I am glad to follow Owen Smith, because he referred to the restrictions of other oceans and other controlled waters, but I can tell him that actually, when a fisherman from Newlyn launches out to sea, they have 200 miles to go before they get into any sort of international waters. At the moment, as we have heard, they are allowed to access only 7% of the cod in those waters, and so it simply makes mathematical sense that if they get more share, they will get more fish.

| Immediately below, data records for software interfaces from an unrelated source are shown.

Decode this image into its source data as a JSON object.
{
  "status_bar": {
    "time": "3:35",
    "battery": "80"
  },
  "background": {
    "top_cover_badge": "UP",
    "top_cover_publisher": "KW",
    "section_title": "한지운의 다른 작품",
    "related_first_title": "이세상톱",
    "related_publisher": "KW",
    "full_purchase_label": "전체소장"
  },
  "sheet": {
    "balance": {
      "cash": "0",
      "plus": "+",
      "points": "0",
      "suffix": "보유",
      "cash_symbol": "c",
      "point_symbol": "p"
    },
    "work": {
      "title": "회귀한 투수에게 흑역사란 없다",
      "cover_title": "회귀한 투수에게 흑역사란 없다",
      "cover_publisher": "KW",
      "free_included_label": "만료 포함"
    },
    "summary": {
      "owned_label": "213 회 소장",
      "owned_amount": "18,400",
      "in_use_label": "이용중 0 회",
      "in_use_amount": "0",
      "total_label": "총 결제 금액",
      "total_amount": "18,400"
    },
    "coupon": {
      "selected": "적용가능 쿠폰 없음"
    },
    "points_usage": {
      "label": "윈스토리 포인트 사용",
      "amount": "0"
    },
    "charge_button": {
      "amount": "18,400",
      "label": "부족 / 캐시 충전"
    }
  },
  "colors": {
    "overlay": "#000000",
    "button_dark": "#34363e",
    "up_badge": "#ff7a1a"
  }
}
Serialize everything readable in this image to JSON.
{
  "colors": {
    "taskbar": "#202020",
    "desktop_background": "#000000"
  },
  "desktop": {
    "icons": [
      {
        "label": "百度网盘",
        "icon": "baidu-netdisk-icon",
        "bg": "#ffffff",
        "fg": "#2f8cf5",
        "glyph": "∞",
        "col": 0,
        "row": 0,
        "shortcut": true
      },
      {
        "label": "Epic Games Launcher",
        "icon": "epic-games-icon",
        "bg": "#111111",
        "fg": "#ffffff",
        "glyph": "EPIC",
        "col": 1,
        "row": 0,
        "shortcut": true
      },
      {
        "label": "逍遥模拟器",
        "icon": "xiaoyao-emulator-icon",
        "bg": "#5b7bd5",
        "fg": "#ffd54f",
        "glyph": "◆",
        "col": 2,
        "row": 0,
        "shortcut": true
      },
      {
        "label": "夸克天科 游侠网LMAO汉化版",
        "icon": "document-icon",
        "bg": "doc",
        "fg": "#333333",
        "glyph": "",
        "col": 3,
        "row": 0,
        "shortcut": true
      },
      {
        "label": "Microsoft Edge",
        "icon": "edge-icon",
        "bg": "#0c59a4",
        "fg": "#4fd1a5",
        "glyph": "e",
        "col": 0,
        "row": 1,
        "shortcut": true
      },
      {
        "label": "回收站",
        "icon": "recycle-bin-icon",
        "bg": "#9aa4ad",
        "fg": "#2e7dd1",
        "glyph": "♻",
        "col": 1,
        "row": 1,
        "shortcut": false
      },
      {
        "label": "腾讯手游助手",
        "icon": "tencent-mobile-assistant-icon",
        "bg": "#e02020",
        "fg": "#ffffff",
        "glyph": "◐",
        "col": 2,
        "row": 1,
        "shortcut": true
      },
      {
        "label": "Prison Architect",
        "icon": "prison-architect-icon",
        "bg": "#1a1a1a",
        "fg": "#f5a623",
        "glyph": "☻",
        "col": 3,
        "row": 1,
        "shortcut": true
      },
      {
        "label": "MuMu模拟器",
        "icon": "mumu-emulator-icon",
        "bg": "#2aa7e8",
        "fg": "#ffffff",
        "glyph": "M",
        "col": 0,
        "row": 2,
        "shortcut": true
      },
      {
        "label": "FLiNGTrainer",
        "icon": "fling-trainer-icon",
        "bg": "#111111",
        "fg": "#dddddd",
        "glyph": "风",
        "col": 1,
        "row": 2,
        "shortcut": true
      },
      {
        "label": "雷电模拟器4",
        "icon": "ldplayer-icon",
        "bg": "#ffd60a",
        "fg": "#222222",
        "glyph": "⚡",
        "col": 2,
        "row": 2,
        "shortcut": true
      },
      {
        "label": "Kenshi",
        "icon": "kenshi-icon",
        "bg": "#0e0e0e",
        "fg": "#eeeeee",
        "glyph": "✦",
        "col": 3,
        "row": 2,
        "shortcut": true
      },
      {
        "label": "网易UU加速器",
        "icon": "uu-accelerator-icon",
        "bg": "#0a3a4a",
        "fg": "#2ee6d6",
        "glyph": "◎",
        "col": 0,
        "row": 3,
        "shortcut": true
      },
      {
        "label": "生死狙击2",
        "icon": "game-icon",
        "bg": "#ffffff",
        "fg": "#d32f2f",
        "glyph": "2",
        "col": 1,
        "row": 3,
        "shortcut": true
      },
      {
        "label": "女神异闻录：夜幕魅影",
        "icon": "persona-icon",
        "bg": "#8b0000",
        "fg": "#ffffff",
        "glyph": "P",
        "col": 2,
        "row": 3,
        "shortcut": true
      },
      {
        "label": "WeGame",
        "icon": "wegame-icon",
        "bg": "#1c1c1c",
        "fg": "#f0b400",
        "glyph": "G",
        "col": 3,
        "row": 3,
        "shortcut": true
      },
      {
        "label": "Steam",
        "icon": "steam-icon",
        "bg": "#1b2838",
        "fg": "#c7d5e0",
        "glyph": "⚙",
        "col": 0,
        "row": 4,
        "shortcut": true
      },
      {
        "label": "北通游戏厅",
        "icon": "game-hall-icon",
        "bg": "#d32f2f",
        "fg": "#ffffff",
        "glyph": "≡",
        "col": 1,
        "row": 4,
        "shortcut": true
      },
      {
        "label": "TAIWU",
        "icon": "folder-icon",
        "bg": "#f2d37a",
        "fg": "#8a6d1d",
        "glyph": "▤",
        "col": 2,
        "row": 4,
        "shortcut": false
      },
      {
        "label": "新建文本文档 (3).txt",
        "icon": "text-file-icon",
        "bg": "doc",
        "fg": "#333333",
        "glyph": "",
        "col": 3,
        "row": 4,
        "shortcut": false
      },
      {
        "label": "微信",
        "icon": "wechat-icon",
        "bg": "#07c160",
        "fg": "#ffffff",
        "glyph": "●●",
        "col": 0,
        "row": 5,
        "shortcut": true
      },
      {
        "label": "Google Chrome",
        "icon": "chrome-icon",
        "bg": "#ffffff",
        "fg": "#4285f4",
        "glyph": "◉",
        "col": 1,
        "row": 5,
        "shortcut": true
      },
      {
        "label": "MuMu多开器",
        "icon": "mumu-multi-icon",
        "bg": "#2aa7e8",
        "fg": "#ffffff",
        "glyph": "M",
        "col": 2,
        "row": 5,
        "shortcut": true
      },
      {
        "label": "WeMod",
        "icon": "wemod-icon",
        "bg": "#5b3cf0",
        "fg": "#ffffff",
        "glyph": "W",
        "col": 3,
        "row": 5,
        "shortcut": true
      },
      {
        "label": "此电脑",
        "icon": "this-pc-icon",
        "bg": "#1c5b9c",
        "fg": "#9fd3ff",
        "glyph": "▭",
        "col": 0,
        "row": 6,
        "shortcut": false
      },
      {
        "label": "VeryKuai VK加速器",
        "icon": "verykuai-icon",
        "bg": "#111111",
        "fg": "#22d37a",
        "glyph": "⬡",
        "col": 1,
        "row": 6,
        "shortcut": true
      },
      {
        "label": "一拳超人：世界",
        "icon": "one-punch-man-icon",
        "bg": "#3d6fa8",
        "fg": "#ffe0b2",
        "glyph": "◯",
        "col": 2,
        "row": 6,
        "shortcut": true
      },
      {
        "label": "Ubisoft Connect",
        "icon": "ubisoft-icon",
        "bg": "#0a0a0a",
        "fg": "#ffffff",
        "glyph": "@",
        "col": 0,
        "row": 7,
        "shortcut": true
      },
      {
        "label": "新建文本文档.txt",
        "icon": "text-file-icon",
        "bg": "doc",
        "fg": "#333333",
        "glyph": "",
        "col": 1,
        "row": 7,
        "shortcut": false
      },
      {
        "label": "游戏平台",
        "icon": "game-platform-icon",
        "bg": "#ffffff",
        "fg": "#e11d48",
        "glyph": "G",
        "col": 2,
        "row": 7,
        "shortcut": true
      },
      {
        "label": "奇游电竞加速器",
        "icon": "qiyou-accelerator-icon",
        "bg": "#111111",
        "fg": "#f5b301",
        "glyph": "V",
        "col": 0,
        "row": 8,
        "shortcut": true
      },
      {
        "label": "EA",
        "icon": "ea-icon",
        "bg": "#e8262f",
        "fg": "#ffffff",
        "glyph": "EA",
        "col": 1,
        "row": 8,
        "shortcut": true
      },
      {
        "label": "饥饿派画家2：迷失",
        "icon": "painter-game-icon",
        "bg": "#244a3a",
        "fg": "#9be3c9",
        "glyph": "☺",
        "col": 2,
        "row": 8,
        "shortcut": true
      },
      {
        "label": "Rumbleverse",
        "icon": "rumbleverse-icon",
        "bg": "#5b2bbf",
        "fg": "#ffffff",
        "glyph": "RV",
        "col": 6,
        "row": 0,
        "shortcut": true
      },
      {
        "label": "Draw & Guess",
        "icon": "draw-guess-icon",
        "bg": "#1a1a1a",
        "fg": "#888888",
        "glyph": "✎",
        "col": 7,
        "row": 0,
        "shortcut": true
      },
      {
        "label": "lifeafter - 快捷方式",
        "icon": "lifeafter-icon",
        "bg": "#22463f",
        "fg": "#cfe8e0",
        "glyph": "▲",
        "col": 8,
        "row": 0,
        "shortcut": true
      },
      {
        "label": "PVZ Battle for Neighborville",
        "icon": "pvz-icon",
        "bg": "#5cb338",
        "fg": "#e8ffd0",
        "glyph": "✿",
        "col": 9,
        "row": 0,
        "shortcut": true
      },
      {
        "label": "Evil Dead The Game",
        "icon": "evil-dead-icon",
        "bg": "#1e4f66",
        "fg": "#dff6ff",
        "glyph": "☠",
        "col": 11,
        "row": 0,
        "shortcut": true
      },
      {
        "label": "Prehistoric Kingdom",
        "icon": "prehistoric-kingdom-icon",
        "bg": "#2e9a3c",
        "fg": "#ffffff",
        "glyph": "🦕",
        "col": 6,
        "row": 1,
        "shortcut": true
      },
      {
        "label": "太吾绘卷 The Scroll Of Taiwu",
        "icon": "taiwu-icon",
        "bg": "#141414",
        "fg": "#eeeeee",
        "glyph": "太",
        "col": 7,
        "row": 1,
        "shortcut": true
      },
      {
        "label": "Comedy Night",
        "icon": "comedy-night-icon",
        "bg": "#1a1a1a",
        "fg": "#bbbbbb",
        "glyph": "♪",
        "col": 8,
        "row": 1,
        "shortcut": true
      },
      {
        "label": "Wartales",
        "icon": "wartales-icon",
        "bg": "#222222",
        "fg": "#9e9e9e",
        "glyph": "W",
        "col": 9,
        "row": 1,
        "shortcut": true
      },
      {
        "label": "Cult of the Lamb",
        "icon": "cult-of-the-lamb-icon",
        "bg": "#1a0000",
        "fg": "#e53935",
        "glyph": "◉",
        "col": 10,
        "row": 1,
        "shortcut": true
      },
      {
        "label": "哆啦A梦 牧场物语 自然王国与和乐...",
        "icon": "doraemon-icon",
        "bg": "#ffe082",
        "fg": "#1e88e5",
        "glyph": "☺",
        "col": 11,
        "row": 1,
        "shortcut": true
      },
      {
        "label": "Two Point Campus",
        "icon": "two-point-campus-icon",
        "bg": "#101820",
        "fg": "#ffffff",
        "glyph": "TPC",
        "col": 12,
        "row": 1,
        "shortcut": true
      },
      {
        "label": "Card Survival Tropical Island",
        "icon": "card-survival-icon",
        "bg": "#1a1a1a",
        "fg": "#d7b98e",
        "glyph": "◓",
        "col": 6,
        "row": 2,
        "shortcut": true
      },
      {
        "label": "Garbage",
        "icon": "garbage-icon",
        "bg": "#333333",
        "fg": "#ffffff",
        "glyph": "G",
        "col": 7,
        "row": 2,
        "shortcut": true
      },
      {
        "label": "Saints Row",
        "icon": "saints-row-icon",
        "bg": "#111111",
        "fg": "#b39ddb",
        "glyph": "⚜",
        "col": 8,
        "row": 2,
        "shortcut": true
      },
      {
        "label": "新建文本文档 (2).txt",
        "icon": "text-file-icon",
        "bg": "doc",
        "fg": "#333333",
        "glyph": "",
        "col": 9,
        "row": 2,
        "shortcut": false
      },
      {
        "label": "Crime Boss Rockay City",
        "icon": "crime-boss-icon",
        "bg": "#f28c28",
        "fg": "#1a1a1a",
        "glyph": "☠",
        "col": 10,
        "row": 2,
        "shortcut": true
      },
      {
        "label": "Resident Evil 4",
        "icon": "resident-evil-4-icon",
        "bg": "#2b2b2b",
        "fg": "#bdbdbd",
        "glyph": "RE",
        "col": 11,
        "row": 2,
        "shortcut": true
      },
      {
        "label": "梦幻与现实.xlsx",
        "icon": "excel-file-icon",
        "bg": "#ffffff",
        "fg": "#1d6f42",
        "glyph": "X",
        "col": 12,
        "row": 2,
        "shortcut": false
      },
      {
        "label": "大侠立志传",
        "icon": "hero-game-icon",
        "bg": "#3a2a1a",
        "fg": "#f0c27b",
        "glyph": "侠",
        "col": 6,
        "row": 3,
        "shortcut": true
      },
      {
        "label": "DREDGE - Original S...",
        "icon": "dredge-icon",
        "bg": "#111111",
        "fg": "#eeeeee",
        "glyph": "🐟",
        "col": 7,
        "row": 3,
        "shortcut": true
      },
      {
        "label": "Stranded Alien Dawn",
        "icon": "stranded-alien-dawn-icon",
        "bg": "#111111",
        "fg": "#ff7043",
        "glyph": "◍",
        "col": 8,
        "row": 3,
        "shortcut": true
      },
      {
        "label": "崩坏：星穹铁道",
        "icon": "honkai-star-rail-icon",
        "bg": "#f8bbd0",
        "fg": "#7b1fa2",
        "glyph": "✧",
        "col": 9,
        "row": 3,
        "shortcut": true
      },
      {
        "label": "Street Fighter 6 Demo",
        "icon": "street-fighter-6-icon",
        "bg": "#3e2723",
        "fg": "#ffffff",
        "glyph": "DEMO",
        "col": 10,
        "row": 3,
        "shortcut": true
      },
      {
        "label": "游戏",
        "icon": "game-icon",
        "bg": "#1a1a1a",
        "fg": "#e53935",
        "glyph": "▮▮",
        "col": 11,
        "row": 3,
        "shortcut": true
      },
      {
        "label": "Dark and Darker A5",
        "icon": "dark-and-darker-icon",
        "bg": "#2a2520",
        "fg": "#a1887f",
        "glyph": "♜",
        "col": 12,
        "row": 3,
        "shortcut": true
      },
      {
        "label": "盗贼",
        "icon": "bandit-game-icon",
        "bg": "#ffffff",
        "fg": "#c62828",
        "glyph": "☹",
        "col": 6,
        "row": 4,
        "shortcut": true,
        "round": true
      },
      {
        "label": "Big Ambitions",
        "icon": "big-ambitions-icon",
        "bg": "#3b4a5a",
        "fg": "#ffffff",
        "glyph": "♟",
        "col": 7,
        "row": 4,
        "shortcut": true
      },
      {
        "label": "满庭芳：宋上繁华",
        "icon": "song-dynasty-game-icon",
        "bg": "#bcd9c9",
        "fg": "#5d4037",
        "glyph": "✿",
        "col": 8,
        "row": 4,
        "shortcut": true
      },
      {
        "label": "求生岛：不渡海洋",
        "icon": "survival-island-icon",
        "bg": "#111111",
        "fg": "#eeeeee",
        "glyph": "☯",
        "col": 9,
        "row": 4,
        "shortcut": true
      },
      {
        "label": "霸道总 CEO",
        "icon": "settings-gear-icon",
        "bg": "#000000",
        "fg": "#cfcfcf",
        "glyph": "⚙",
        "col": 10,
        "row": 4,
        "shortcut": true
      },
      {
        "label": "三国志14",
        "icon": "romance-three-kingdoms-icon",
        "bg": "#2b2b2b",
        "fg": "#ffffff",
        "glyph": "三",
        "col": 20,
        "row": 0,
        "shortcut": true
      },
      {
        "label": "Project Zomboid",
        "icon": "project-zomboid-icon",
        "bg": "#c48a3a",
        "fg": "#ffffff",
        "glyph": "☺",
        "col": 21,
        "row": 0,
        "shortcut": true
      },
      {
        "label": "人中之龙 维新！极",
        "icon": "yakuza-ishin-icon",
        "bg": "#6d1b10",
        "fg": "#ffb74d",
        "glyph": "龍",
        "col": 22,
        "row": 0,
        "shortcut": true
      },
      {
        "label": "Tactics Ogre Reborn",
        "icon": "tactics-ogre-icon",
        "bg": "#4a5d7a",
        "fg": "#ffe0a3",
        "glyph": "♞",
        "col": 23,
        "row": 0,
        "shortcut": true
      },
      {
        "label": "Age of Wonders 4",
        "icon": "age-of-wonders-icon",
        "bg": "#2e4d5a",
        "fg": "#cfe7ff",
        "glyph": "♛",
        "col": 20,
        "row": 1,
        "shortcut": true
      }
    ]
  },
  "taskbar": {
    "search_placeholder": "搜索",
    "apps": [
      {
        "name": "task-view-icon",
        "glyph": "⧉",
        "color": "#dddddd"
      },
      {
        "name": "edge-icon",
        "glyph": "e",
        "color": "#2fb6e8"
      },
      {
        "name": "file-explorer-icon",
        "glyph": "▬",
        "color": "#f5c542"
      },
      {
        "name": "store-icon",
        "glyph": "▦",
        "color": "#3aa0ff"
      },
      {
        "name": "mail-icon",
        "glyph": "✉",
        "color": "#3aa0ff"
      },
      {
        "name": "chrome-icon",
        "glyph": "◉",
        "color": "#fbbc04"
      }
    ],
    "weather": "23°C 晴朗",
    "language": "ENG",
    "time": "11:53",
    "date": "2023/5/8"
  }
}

I welcome the opportunity to speak in this debate. As my hon. Friend Steve Double said, it is a long time since Members—a Member for St Ives, for example—have had the privilege of talking about primary legislation around a UK fisheries Bill. I am grateful to the Secretary of State and the Minister for—certainly in the case of the Minister—their repeated visits to Newlyn. They were both visitors to the largest Cornish fishing community by a considerable measure. I would suggest, although I do not want to upset my hon. Friend the Member for St Austell and Newquay, that the tragedy of discard is that we probably discard more fish from Newlyn fishermen than are caught in Mevagissey. However, that is something we can discuss on another day.